Dataset records:
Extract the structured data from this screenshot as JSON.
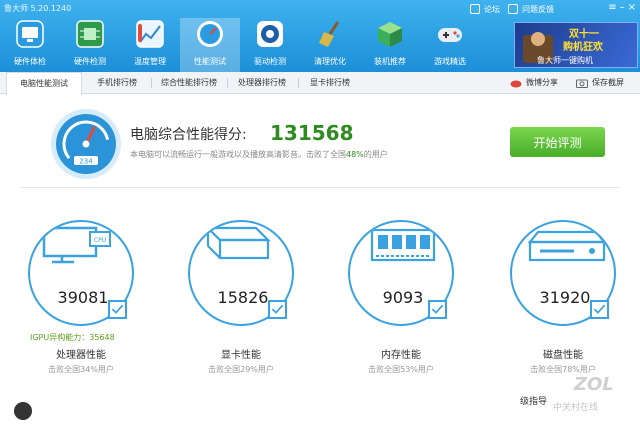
{
  "app": {
    "title": "鲁大师 5.20.1240"
  },
  "header": {
    "forum": "论坛",
    "feedback": "问题反馈"
  },
  "nav": [
    {
      "label": "硬件体检",
      "icon": "monitor-icon",
      "color": "#2a9be0"
    },
    {
      "label": "硬件检测",
      "icon": "circuit-board-icon",
      "color": "#2e9a4a"
    },
    {
      "label": "温度管理",
      "icon": "temperature-chart-icon",
      "color": "#2f86cf"
    },
    {
      "label": "性能测试",
      "icon": "speedometer-icon",
      "color": "#2a9be0"
    },
    {
      "label": "驱动检测",
      "icon": "gear-icon",
      "color": "#1d5fa8"
    },
    {
      "label": "清理优化",
      "icon": "broom-icon",
      "color": "#6b8e23"
    },
    {
      "label": "装机推荐",
      "icon": "box-icon",
      "color": "#3bb05c"
    },
    {
      "label": "游戏精选",
      "icon": "gamepad-icon",
      "color": "#e9eef5"
    }
  ],
  "nav_active_index": 3,
  "banner": {
    "line1": "双十一",
    "line2": "购机狂欢",
    "line3": "鲁大师一键购机"
  },
  "tabs": [
    "电脑性能测试",
    "手机排行榜",
    "综合性能排行榜",
    "处理器排行榜",
    "显卡排行榜"
  ],
  "share": {
    "weibo": "微博分享",
    "screenshot": "保存截屏"
  },
  "score": {
    "label": "电脑综合性能得分:",
    "value": "131568",
    "desc_prefix": "本电脑可以流畅运行一般游戏以及播放高清影音。击败了全国",
    "percent": "48%",
    "desc_suffix": "的用户",
    "gauge_number": "234"
  },
  "start_button": "开始评测",
  "cards": [
    {
      "value": "39081",
      "label": "处理器性能",
      "sub": "击败全国34%用户",
      "icon": "cpu-monitor-icon"
    },
    {
      "value": "15826",
      "label": "显卡性能",
      "sub": "击败全国29%用户",
      "icon": "graphics-card-icon"
    },
    {
      "value": "9093",
      "label": "内存性能",
      "sub": "击败全国53%用户",
      "icon": "memory-chip-icon"
    },
    {
      "value": "31920",
      "label": "磁盘性能",
      "sub": "击败全国78%用户",
      "icon": "hard-disk-icon"
    }
  ],
  "igpu": "IGPU异构能力：35648",
  "upgrade": "级指导",
  "watermark": {
    "brand": "ZOL",
    "sub": "中关村在线"
  },
  "colors": {
    "accent": "#3aa2e0",
    "score_green": "#2e8b1e",
    "button_green": "#48ad2a",
    "header": "#1c8fd8"
  }
}
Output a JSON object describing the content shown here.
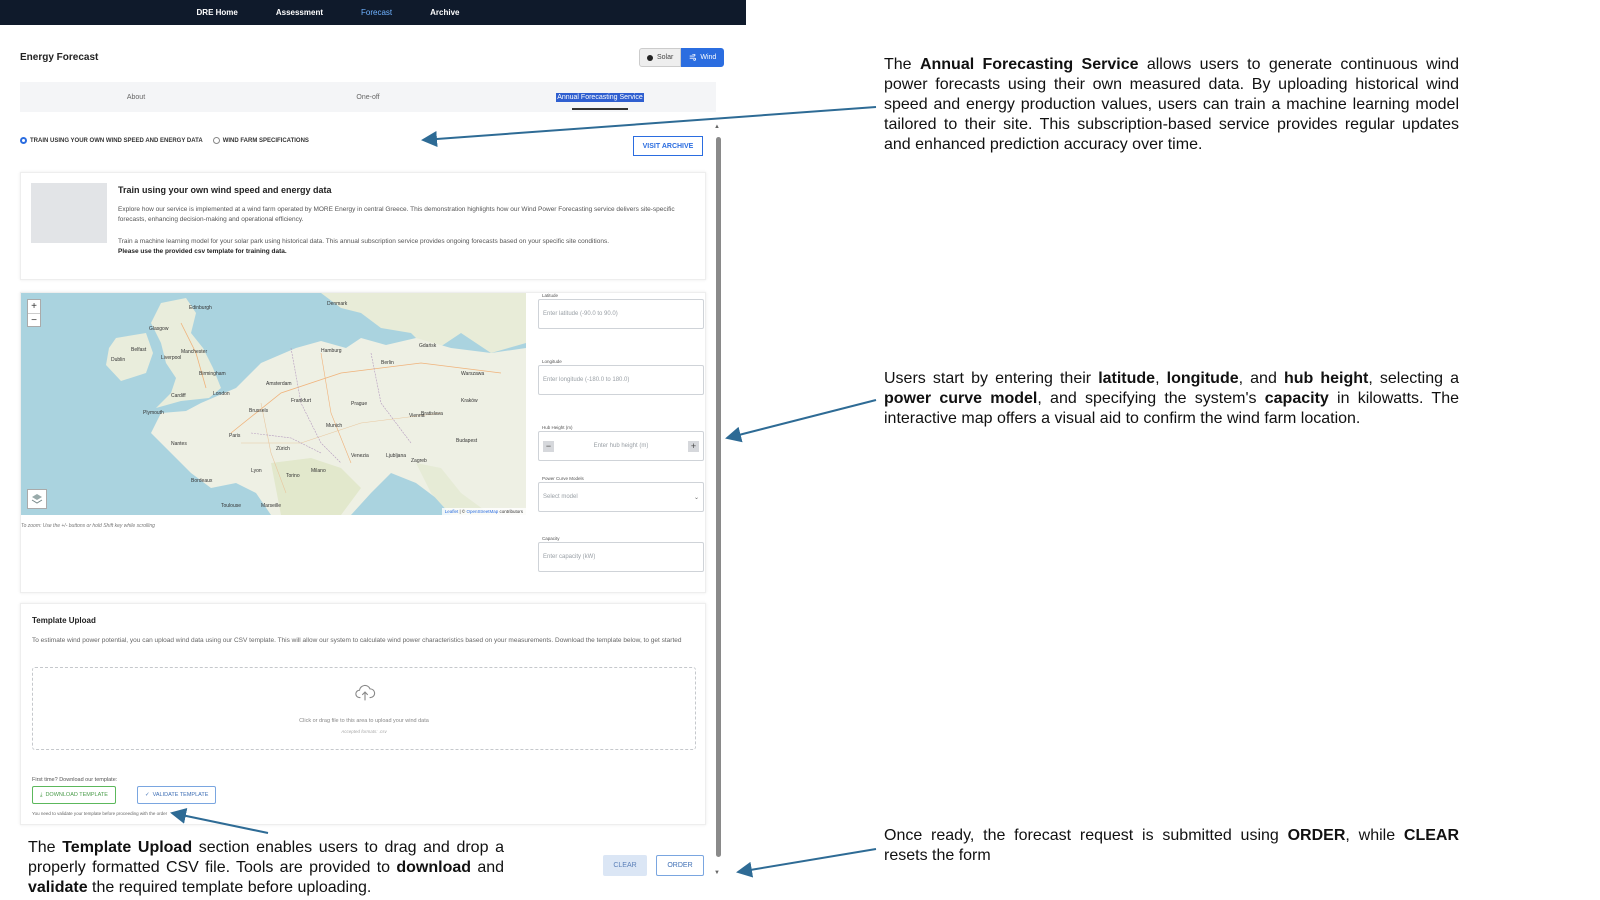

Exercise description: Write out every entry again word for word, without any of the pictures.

Solution to this task:
Extract the structured data from this screenshot as JSON.
{
  "app": {
    "title": "鲁大师 5.20.1240"
  },
  "header": {
    "forum": "论坛",
    "feedback": "问题反馈"
  },
  "nav": [
    {
      "label": "硬件体检",
      "icon": "monitor-icon",
      "color": "#2a9be0"
    },
    {
      "label": "硬件检测",
      "icon": "circuit-board-icon",
      "color": "#2e9a4a"
    },
    {
      "label": "温度管理",
      "icon": "temperature-chart-icon",
      "color": "#2f86cf"
    },
    {
      "label": "性能测试",
      "icon": "speedometer-icon",
      "color": "#2a9be0"
    },
    {
      "label": "驱动检测",
      "icon": "gear-icon",
      "color": "#1d5fa8"
    },
    {
      "label": "清理优化",
      "icon": "broom-icon",
      "color": "#6b8e23"
    },
    {
      "label": "装机推荐",
      "icon": "box-icon",
      "color": "#3bb05c"
    },
    {
      "label": "游戏精选",
      "icon": "gamepad-icon",
      "color": "#e9eef5"
    }
  ],
  "nav_active_index": 3,
  "banner": {
    "line1": "双十一",
    "line2": "购机狂欢",
    "line3": "鲁大师一键购机"
  },
  "tabs": [
    "电脑性能测试",
    "手机排行榜",
    "综合性能排行榜",
    "处理器排行榜",
    "显卡排行榜"
  ],
  "share": {
    "weibo": "微博分享",
    "screenshot": "保存截屏"
  },
  "score": {
    "label": "电脑综合性能得分:",
    "value": "131568",
    "desc_prefix": "本电脑可以流畅运行一般游戏以及播放高清影音。击败了全国",
    "percent": "48%",
    "desc_suffix": "的用户",
    "gauge_number": "234"
  },
  "start_button": "开始评测",
  "cards": [
    {
      "value": "39081",
      "label": "处理器性能",
      "sub": "击败全国34%用户",
      "icon": "cpu-monitor-icon"
    },
    {
      "value": "15826",
      "label": "显卡性能",
      "sub": "击败全国29%用户",
      "icon": "graphics-card-icon"
    },
    {
      "value": "9093",
      "label": "内存性能",
      "sub": "击败全国53%用户",
      "icon": "memory-chip-icon"
    },
    {
      "value": "31920",
      "label": "磁盘性能",
      "sub": "击败全国78%用户",
      "icon": "hard-disk-icon"
    }
  ],
  "igpu": "IGPU异构能力：35648",
  "upgrade": "级指导",
  "watermark": {
    "brand": "ZOL",
    "sub": "中关村在线"
  },
  "colors": {
    "accent": "#3aa2e0",
    "score_green": "#2e8b1e",
    "button_green": "#48ad2a",
    "header": "#1c8fd8"
  }
}
Output a JSON object describing the content shown here.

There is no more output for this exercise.